### [INSTRUCTIONS FOR THE TASK]
Among the records below, find each line containing the word "трансляции" and copy it.

----------

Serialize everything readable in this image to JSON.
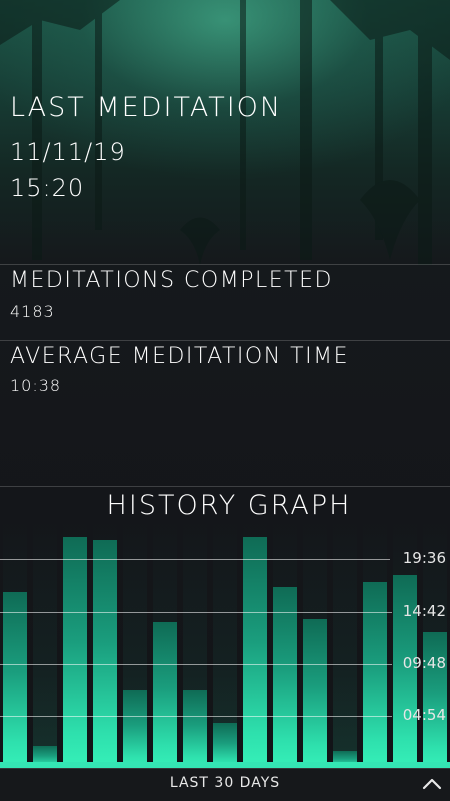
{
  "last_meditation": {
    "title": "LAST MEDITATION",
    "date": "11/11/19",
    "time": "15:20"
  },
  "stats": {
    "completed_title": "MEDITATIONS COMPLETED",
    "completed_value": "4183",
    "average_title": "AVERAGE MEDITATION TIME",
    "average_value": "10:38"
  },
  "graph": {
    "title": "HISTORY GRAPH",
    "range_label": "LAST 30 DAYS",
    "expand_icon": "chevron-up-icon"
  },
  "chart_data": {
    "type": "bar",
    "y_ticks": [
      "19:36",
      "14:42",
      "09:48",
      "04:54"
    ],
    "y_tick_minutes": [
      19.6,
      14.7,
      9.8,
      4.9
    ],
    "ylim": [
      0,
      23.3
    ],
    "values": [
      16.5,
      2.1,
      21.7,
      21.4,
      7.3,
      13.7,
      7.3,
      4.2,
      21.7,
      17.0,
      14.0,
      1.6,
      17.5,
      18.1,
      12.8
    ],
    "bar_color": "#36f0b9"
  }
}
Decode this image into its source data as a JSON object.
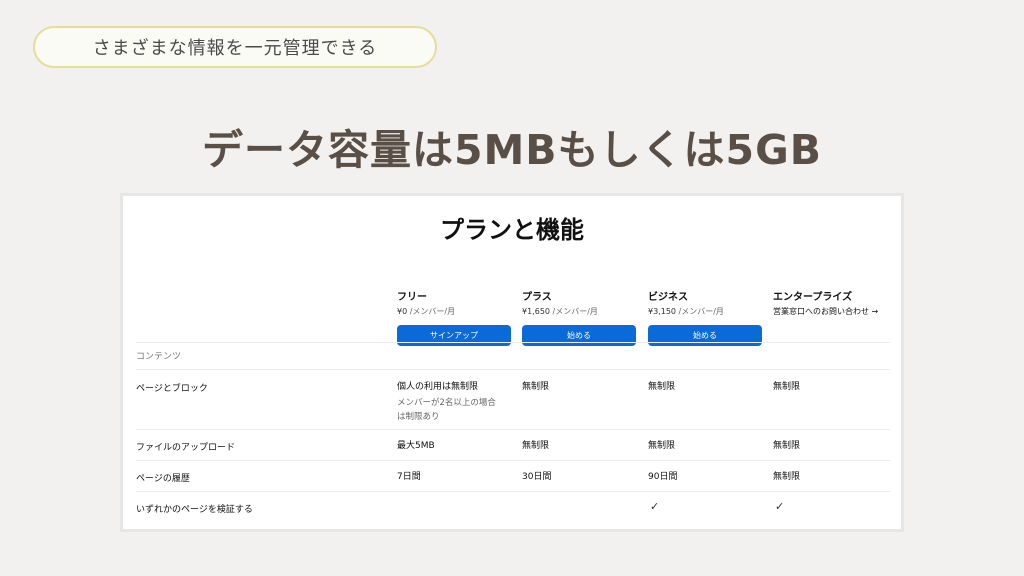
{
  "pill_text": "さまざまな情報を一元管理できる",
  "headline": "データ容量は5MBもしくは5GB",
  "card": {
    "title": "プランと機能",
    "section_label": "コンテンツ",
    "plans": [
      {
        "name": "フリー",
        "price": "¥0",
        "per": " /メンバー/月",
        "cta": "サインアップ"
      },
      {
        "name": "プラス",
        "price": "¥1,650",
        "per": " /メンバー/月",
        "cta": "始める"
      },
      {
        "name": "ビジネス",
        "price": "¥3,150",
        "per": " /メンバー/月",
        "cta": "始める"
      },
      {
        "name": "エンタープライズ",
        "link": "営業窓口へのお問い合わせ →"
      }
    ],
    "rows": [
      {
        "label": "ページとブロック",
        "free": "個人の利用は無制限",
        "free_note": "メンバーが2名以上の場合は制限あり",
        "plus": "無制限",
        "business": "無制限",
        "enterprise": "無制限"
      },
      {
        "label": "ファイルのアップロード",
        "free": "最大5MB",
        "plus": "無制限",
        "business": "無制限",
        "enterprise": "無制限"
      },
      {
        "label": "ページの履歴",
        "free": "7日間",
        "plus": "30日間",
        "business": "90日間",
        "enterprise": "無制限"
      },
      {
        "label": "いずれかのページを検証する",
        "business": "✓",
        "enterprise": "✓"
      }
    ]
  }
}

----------

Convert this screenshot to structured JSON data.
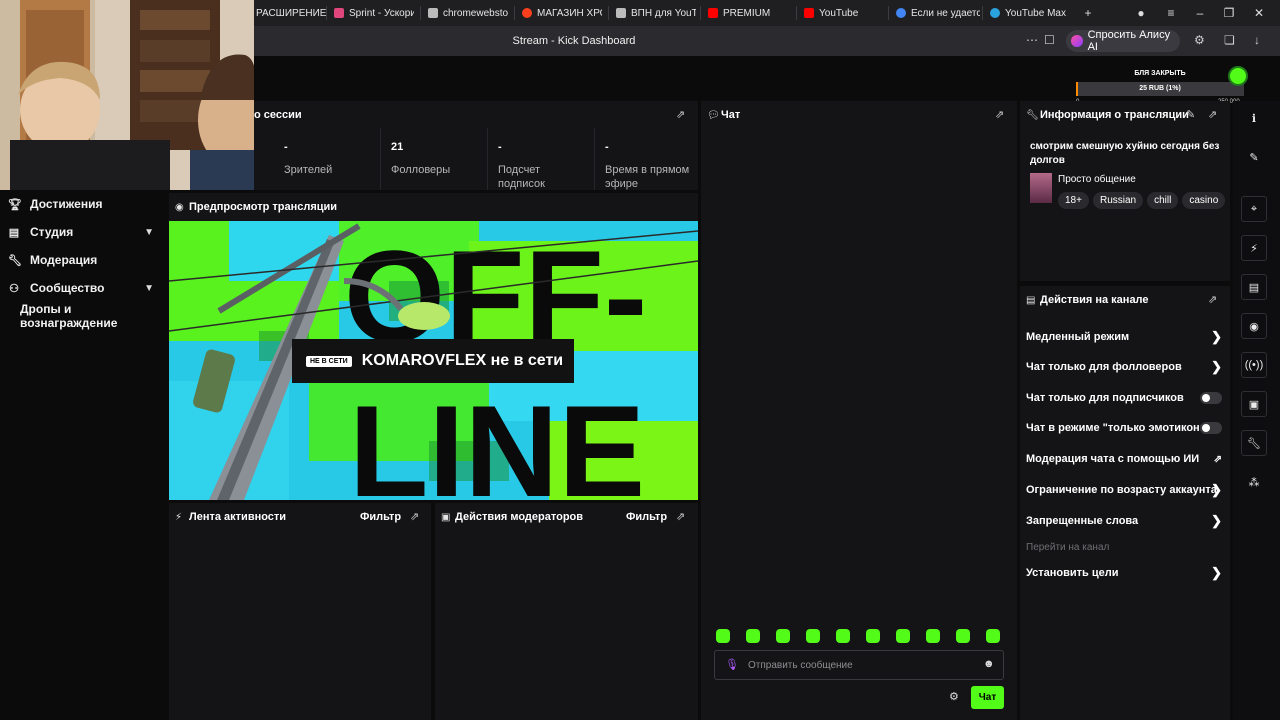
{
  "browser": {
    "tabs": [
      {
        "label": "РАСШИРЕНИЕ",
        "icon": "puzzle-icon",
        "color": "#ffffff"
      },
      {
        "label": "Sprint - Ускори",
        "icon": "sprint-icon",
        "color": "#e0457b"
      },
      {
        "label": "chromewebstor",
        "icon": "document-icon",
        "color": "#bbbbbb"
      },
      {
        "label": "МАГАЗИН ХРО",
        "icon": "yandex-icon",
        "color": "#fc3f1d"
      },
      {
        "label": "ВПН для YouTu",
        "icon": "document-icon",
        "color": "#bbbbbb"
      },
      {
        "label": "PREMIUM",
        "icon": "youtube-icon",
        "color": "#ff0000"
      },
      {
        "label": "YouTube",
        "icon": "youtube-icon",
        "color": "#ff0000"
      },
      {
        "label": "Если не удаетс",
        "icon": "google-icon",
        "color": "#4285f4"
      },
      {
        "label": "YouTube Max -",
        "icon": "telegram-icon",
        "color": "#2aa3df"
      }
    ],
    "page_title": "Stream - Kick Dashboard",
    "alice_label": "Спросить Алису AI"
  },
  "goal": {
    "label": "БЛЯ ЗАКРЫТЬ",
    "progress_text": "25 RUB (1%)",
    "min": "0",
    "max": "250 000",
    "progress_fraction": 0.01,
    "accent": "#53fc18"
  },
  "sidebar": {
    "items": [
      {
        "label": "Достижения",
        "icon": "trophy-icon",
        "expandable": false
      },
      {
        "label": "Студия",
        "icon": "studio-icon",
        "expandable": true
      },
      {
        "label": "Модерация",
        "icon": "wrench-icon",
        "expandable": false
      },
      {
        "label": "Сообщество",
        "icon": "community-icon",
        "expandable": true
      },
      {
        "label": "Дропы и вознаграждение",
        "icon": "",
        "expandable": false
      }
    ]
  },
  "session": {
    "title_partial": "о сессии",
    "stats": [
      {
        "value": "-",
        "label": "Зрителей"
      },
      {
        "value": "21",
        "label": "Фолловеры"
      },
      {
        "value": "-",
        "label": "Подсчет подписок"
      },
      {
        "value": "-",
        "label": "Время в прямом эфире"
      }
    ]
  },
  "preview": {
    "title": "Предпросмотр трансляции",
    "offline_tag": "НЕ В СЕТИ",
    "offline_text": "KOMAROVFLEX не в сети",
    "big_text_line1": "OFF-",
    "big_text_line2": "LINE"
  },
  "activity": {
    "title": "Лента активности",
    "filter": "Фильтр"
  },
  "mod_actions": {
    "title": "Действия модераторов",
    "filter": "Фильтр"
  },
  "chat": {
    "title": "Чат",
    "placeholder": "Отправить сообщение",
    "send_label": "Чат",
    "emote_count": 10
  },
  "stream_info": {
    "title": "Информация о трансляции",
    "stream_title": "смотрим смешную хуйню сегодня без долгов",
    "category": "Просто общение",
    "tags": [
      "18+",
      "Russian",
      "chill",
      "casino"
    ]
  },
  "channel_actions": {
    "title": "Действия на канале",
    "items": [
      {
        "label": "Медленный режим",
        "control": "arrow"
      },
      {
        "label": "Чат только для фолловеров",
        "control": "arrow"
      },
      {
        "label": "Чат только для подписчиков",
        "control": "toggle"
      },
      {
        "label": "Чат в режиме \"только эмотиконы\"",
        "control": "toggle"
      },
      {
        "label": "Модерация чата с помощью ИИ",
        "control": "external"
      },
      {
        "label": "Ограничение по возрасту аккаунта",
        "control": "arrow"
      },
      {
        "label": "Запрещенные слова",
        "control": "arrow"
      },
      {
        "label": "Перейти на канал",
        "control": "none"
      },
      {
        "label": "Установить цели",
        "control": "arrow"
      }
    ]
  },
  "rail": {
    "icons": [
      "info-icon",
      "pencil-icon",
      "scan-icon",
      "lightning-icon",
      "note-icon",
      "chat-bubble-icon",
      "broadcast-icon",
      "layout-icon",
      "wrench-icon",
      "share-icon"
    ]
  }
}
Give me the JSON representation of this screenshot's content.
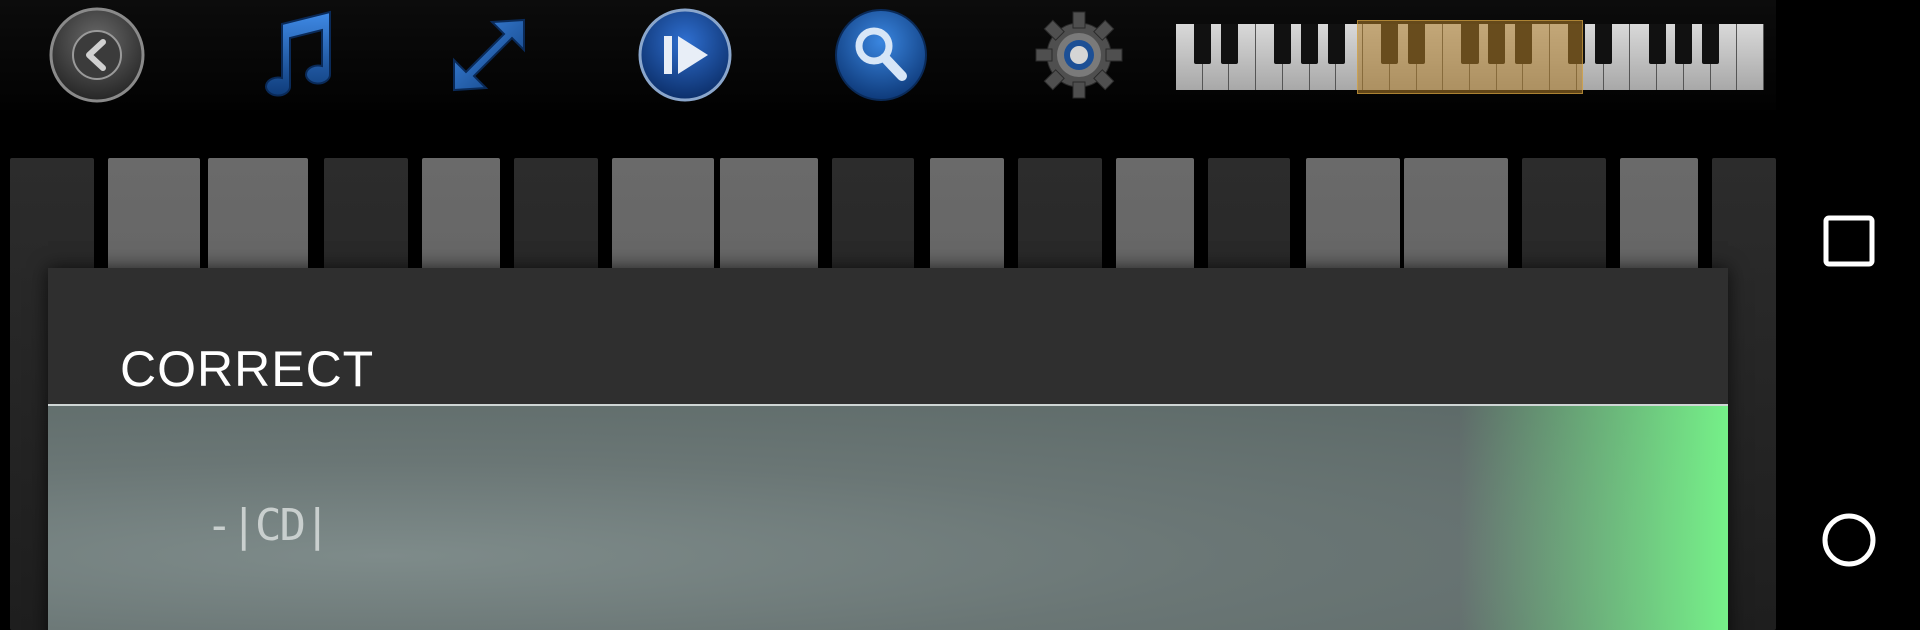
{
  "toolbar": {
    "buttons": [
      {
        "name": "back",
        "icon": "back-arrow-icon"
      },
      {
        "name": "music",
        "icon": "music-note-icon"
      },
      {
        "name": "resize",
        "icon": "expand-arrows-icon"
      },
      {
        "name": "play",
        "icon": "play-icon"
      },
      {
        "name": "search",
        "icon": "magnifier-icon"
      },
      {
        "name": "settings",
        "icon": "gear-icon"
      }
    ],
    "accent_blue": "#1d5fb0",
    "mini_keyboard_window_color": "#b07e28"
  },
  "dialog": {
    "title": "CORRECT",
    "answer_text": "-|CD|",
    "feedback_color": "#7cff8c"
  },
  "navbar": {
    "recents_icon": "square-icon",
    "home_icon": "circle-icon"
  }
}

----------

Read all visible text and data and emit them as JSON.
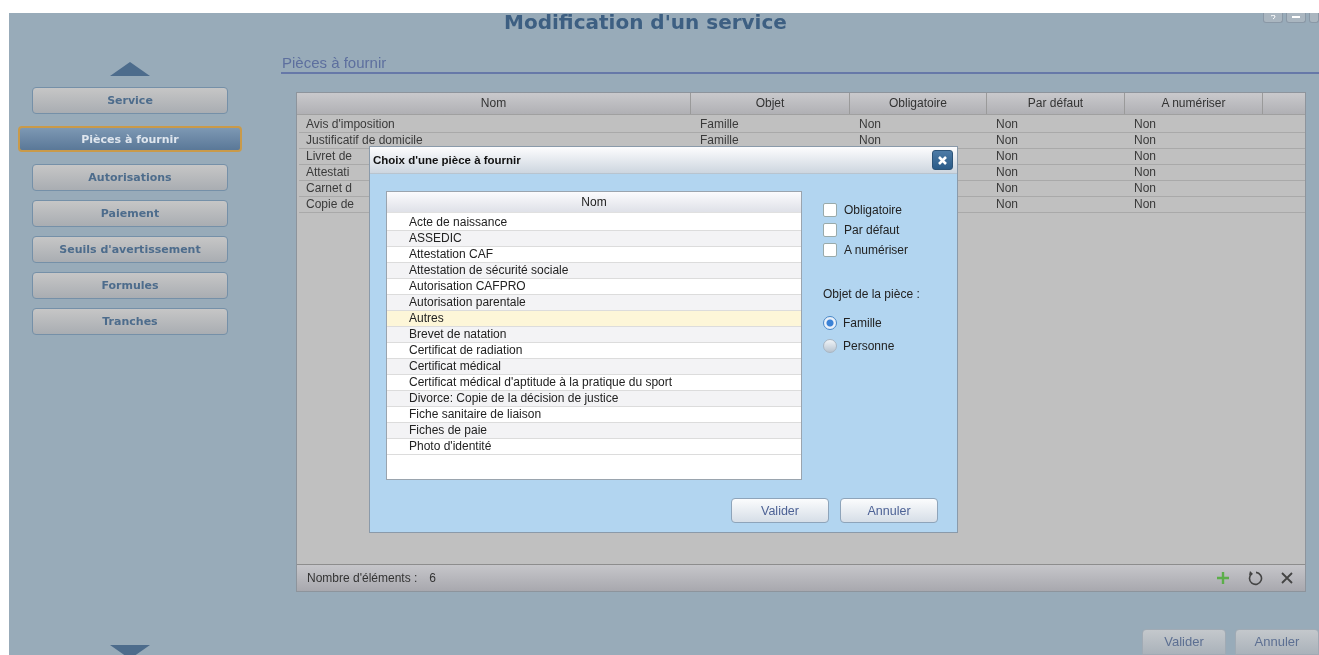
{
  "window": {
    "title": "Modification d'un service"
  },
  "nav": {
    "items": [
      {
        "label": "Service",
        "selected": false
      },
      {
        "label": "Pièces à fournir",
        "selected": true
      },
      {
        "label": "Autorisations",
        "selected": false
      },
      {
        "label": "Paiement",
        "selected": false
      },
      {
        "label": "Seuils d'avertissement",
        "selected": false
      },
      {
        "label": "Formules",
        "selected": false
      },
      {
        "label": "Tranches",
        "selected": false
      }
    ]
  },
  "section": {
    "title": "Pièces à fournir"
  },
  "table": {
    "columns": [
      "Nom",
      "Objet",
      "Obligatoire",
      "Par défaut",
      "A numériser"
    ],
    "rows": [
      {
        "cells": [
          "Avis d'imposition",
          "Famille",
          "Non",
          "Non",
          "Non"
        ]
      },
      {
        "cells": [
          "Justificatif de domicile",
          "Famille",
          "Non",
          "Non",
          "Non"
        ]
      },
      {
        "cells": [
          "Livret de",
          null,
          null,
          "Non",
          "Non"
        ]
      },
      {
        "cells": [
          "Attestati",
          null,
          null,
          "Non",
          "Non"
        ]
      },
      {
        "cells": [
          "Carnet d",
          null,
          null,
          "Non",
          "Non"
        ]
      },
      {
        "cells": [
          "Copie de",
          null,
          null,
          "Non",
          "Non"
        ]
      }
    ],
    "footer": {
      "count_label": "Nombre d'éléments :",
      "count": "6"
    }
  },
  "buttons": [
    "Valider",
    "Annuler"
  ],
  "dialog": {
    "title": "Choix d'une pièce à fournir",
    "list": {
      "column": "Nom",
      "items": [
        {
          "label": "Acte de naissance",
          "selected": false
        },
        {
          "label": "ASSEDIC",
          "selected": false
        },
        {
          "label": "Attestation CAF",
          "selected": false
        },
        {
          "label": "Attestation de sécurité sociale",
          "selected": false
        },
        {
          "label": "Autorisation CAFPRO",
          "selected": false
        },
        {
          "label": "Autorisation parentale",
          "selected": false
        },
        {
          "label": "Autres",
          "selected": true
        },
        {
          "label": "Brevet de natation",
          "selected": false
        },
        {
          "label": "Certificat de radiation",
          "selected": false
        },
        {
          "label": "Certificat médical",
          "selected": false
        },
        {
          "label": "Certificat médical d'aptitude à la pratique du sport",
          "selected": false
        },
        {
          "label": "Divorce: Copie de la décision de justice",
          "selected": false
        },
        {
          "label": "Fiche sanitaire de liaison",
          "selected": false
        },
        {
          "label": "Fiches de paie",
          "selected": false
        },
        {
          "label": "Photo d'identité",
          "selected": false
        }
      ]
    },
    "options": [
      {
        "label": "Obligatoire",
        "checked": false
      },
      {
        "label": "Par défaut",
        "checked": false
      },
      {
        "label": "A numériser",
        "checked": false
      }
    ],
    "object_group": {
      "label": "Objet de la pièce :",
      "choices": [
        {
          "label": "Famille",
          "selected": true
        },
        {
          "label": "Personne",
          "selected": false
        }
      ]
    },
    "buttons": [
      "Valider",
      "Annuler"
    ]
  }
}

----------

### [SOLUTION TO THE EXERCISE]
    "title": "Предпросмотр трансляции",
    "title": "Информация о трансляции",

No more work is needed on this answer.